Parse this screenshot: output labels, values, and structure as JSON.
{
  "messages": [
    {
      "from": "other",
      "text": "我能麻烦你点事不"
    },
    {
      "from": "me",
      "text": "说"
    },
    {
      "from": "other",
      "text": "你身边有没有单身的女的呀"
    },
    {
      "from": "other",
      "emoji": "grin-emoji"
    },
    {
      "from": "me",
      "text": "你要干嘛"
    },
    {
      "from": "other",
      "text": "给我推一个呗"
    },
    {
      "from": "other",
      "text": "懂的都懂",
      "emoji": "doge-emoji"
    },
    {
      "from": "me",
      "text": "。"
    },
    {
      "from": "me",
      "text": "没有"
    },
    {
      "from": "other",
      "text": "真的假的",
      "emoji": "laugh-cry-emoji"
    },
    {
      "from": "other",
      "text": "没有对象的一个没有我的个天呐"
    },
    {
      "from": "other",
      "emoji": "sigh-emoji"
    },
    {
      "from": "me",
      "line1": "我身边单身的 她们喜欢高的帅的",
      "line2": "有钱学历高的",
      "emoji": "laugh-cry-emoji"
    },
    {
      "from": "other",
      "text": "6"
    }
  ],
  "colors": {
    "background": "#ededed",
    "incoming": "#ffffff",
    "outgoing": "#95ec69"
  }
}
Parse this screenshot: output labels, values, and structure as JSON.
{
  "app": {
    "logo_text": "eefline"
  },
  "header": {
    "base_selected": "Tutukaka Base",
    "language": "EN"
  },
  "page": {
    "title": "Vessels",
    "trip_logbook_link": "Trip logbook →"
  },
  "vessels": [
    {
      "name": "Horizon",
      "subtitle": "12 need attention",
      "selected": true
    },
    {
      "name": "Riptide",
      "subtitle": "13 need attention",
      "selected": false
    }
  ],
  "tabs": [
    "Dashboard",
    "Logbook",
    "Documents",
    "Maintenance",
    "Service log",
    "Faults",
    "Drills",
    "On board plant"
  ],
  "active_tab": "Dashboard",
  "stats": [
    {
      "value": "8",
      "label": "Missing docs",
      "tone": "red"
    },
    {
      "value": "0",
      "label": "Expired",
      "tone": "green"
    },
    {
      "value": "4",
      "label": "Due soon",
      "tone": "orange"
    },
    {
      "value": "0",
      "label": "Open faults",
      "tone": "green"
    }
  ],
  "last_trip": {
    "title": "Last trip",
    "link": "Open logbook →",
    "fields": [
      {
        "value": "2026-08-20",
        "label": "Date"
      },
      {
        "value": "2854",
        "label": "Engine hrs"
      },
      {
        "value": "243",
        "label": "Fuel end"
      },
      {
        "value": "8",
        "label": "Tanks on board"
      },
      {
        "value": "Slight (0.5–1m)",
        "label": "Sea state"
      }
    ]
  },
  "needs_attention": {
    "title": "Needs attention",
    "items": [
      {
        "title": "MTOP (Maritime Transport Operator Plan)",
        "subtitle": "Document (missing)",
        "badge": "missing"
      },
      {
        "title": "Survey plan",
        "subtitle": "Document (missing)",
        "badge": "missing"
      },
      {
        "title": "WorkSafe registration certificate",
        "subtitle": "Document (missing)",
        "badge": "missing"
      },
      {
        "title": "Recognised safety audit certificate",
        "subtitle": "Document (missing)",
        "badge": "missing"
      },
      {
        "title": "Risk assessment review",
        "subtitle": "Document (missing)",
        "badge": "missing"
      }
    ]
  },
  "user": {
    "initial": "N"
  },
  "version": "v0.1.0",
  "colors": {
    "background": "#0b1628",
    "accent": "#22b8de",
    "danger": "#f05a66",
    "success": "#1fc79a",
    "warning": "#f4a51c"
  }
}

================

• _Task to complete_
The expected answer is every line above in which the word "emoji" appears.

• _Written reply_
      "emoji": "grin-emoji"
      "emoji": "doge-emoji"
      "emoji": "laugh-cry-emoji"
      "emoji": "sigh-emoji"
      "emoji": "laugh-cry-emoji"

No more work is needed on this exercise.